# [Task to complete]
Among the entries below, please show each line that carries the word "values".

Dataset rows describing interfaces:
# # # # #
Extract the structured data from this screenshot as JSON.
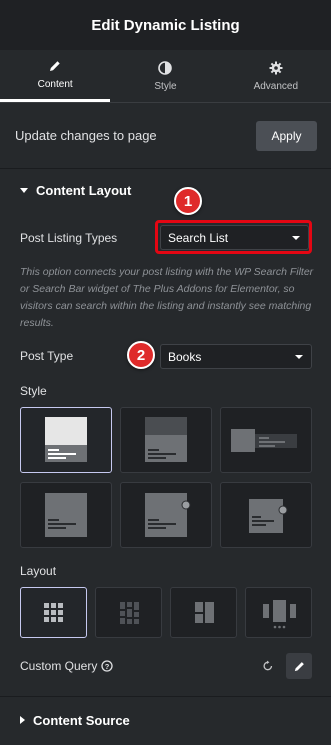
{
  "header": {
    "title": "Edit Dynamic Listing"
  },
  "tabs": [
    {
      "label": "Content",
      "icon": "pencil-icon",
      "active": true
    },
    {
      "label": "Style",
      "icon": "half-circle-icon",
      "active": false
    },
    {
      "label": "Advanced",
      "icon": "gear-icon",
      "active": false
    }
  ],
  "update": {
    "label": "Update changes to page",
    "apply_label": "Apply"
  },
  "content_layout": {
    "title": "Content Layout",
    "post_listing_types": {
      "label": "Post Listing Types",
      "value": "Search List"
    },
    "description": "This option connects your post listing with the WP Search Filter or Search Bar widget of The Plus Addons for Elementor, so visitors can search within the listing and instantly see matching results.",
    "post_type": {
      "label": "Post Type",
      "value": "Books"
    },
    "style": {
      "label": "Style",
      "selected_index": 0,
      "count": 6
    },
    "layout": {
      "label": "Layout",
      "selected_index": 0,
      "count": 4
    },
    "custom_query": {
      "label": "Custom Query"
    }
  },
  "content_source": {
    "title": "Content Source"
  },
  "annotations": {
    "badge1": "1",
    "badge2": "2"
  },
  "colors": {
    "highlight": "#e40613",
    "badge": "#df2a2a",
    "selected_border": "#c6c9f0"
  }
}
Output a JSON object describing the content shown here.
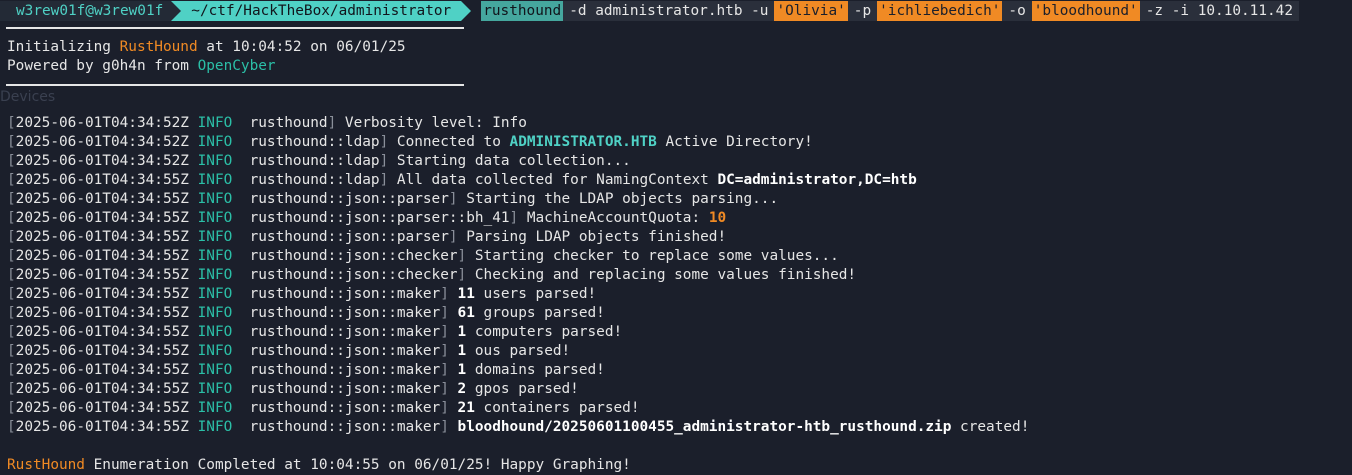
{
  "prompt": {
    "user_host": "w3rew01f@w3rew01f",
    "path": "~/ctf/HackTheBox/administrator",
    "command": "rusthound",
    "args": [
      {
        "text": "-d administrator.htb -u",
        "kind": "arg"
      },
      {
        "text": "'Olivia'",
        "kind": "str"
      },
      {
        "text": "-p",
        "kind": "arg"
      },
      {
        "text": "'ichliebedich'",
        "kind": "str"
      },
      {
        "text": "-o",
        "kind": "arg"
      },
      {
        "text": "'bloodhound'",
        "kind": "str"
      },
      {
        "text": "-z -i 10.10.11.42",
        "kind": "arg"
      }
    ]
  },
  "banner": {
    "init_prefix": "Initializing ",
    "tool_name": "RustHound",
    "init_suffix": " at 10:04:52 on 06/01/25",
    "powered_prefix": "Powered by g0h4n from ",
    "org_name": "OpenCyber"
  },
  "background_label": "Devices",
  "log_lines": [
    {
      "ts": "2025-06-01T04:34:52Z",
      "level": "INFO",
      "module": "rusthound",
      "parts": [
        {
          "t": "Verbosity level: Info",
          "s": "n"
        }
      ]
    },
    {
      "ts": "2025-06-01T04:34:52Z",
      "level": "INFO",
      "module": "rusthound::ldap",
      "parts": [
        {
          "t": "Connected to ",
          "s": "n"
        },
        {
          "t": "ADMINISTRATOR.HTB",
          "s": "teal"
        },
        {
          "t": " Active Directory!",
          "s": "n"
        }
      ]
    },
    {
      "ts": "2025-06-01T04:34:52Z",
      "level": "INFO",
      "module": "rusthound::ldap",
      "parts": [
        {
          "t": "Starting data collection...",
          "s": "n"
        }
      ]
    },
    {
      "ts": "2025-06-01T04:34:55Z",
      "level": "INFO",
      "module": "rusthound::ldap",
      "parts": [
        {
          "t": "All data collected for NamingContext ",
          "s": "n"
        },
        {
          "t": "DC=administrator,DC=htb",
          "s": "bold"
        }
      ]
    },
    {
      "ts": "2025-06-01T04:34:55Z",
      "level": "INFO",
      "module": "rusthound::json::parser",
      "parts": [
        {
          "t": "Starting the LDAP objects parsing...",
          "s": "n"
        }
      ]
    },
    {
      "ts": "2025-06-01T04:34:55Z",
      "level": "INFO",
      "module": "rusthound::json::parser::bh_41",
      "parts": [
        {
          "t": "MachineAccountQuota: ",
          "s": "n"
        },
        {
          "t": "10",
          "s": "orange"
        }
      ]
    },
    {
      "ts": "2025-06-01T04:34:55Z",
      "level": "INFO",
      "module": "rusthound::json::parser",
      "parts": [
        {
          "t": "Parsing LDAP objects finished!",
          "s": "n"
        }
      ]
    },
    {
      "ts": "2025-06-01T04:34:55Z",
      "level": "INFO",
      "module": "rusthound::json::checker",
      "parts": [
        {
          "t": "Starting checker to replace some values...",
          "s": "n"
        }
      ]
    },
    {
      "ts": "2025-06-01T04:34:55Z",
      "level": "INFO",
      "module": "rusthound::json::checker",
      "parts": [
        {
          "t": "Checking and replacing some values finished!",
          "s": "n"
        }
      ]
    },
    {
      "ts": "2025-06-01T04:34:55Z",
      "level": "INFO",
      "module": "rusthound::json::maker",
      "parts": [
        {
          "t": "11",
          "s": "bold"
        },
        {
          "t": " users parsed!",
          "s": "n"
        }
      ]
    },
    {
      "ts": "2025-06-01T04:34:55Z",
      "level": "INFO",
      "module": "rusthound::json::maker",
      "parts": [
        {
          "t": "61",
          "s": "bold"
        },
        {
          "t": " groups parsed!",
          "s": "n"
        }
      ]
    },
    {
      "ts": "2025-06-01T04:34:55Z",
      "level": "INFO",
      "module": "rusthound::json::maker",
      "parts": [
        {
          "t": "1",
          "s": "bold"
        },
        {
          "t": " computers parsed!",
          "s": "n"
        }
      ]
    },
    {
      "ts": "2025-06-01T04:34:55Z",
      "level": "INFO",
      "module": "rusthound::json::maker",
      "parts": [
        {
          "t": "1",
          "s": "bold"
        },
        {
          "t": " ous parsed!",
          "s": "n"
        }
      ]
    },
    {
      "ts": "2025-06-01T04:34:55Z",
      "level": "INFO",
      "module": "rusthound::json::maker",
      "parts": [
        {
          "t": "1",
          "s": "bold"
        },
        {
          "t": " domains parsed!",
          "s": "n"
        }
      ]
    },
    {
      "ts": "2025-06-01T04:34:55Z",
      "level": "INFO",
      "module": "rusthound::json::maker",
      "parts": [
        {
          "t": "2",
          "s": "bold"
        },
        {
          "t": " gpos parsed!",
          "s": "n"
        }
      ]
    },
    {
      "ts": "2025-06-01T04:34:55Z",
      "level": "INFO",
      "module": "rusthound::json::maker",
      "parts": [
        {
          "t": "21",
          "s": "bold"
        },
        {
          "t": " containers parsed!",
          "s": "n"
        }
      ]
    },
    {
      "ts": "2025-06-01T04:34:55Z",
      "level": "INFO",
      "module": "rusthound::json::maker",
      "parts": [
        {
          "t": "bloodhound/20250601100455_administrator-htb_rusthound.zip",
          "s": "bold"
        },
        {
          "t": " created!",
          "s": "n"
        }
      ]
    }
  ],
  "footer": {
    "tool_name": "RustHound",
    "message": " Enumeration Completed at 10:04:55 on 06/01/25! Happy Graphing!"
  },
  "colors": {
    "background": "#1b1f2b",
    "accent_teal": "#4fd1c5",
    "accent_orange": "#f08a24",
    "info_green": "#2bbfa7"
  }
}
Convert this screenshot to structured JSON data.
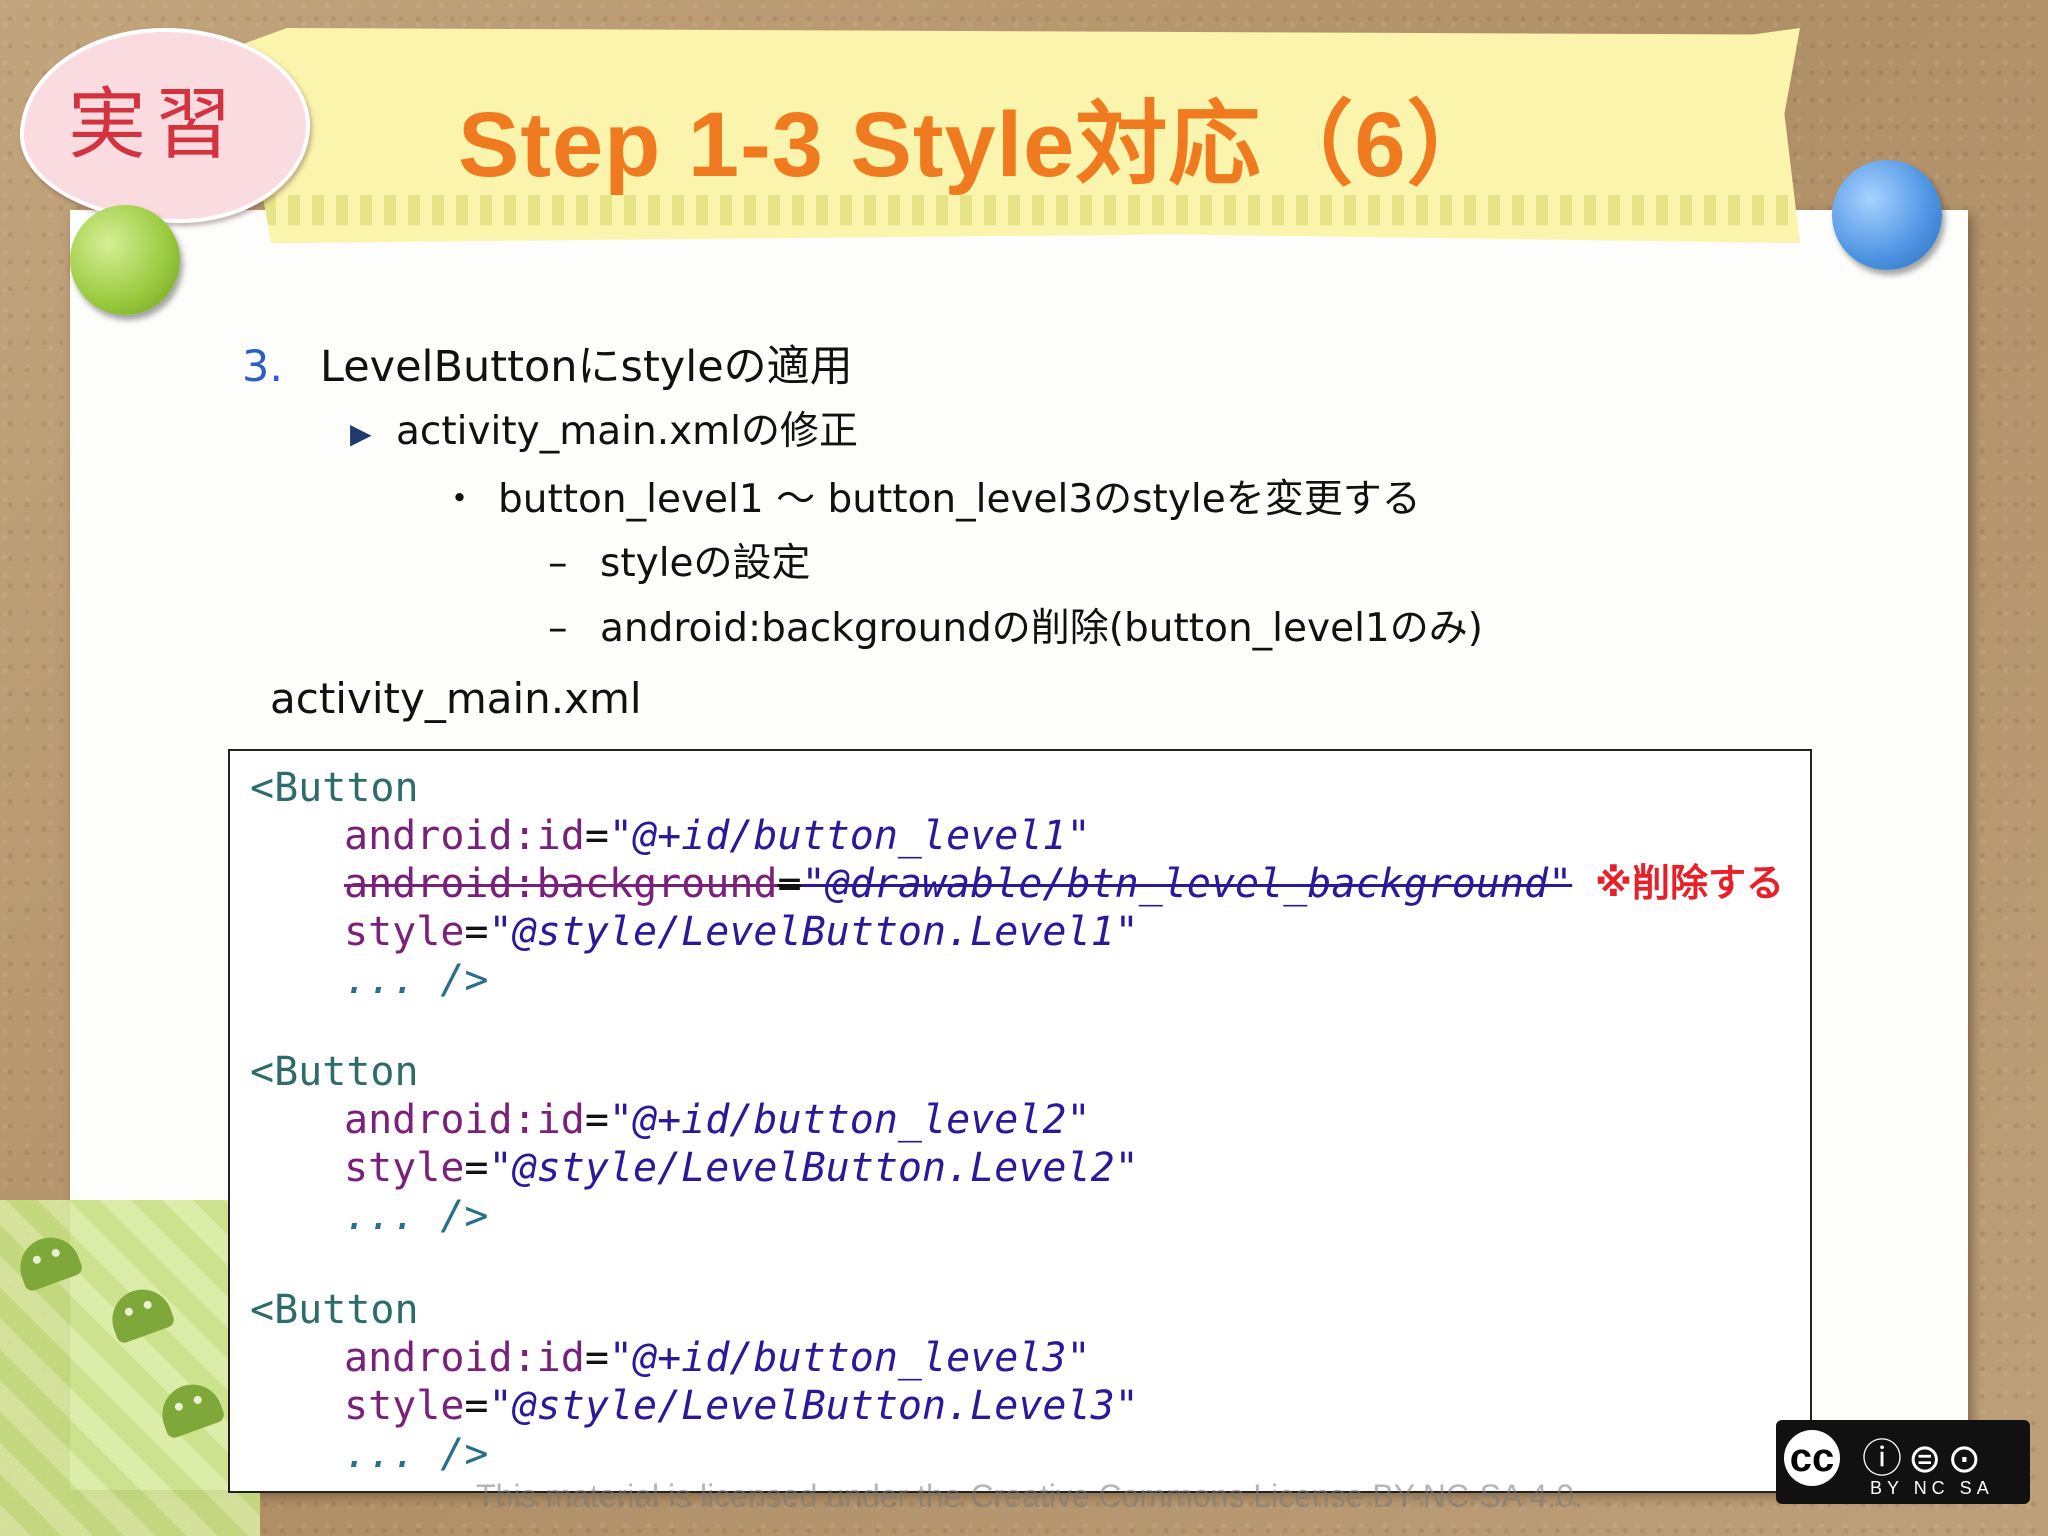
{
  "slide": {
    "title": "Step 1-3 Style対応（6）",
    "badge": "実習"
  },
  "outline": {
    "item1_num": "3.",
    "item1_text": "LevelButtonにstyleの適用",
    "item2_text": "activity_main.xmlの修正",
    "item3_bullet": "・",
    "item3_text": "button_level1 〜 button_level3のstyleを変更する",
    "item4_dash": "–",
    "item4_text": "styleの設定",
    "item5_dash": "–",
    "item5_text": "android:backgroundの削除(button_level1のみ)"
  },
  "code": {
    "filename": "activity_main.xml",
    "block1": {
      "tag": "<Button",
      "id_attr": "android:id",
      "id_val": "\"@+id/button_level1\"",
      "bg_attr": "android:background",
      "bg_val": "\"@drawable/btn_level_background\"",
      "style_attr": "style",
      "style_val": "\"@style/LevelButton.Level1\"",
      "close": "... />"
    },
    "block2": {
      "tag": "<Button",
      "id_attr": "android:id",
      "id_val": "\"@+id/button_level2\"",
      "style_attr": "style",
      "style_val": "\"@style/LevelButton.Level2\"",
      "close": "... />"
    },
    "block3": {
      "tag": "<Button",
      "id_attr": "android:id",
      "id_val": "\"@+id/button_level3\"",
      "style_attr": "style",
      "style_val": "\"@style/LevelButton.Level3\"",
      "close": "... />"
    },
    "equals": "=",
    "delete_note": "※削除する"
  },
  "footer": {
    "license_text": "This material is licensed under the Creative Commons License BY-NC-SA 4.0.",
    "cc_main": "cc",
    "cc_labels": "BY  NC  SA"
  },
  "colors": {
    "title": "#f07a1f",
    "delete_note": "#e8202a",
    "list_number": "#2c5fc4"
  }
}
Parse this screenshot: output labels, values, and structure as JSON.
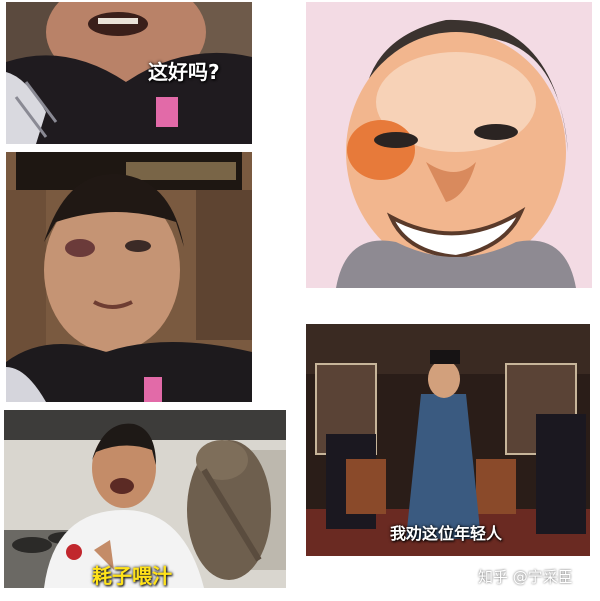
{
  "panels": [
    {
      "id": "p1",
      "caption": "这好吗?"
    },
    {
      "id": "p2"
    },
    {
      "id": "p3",
      "caption": "耗子喂汁"
    },
    {
      "id": "p4"
    },
    {
      "id": "p5",
      "caption": "我劝这位年轻人"
    }
  ],
  "watermark": "知乎 @宁采臣"
}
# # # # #
# [Answer to the problem]
          "t": "Starting checker to replace some values...",
          "t": "Checking and replacing some values finished!",
Parse this screenshot: output labels, values, and structure as JSON.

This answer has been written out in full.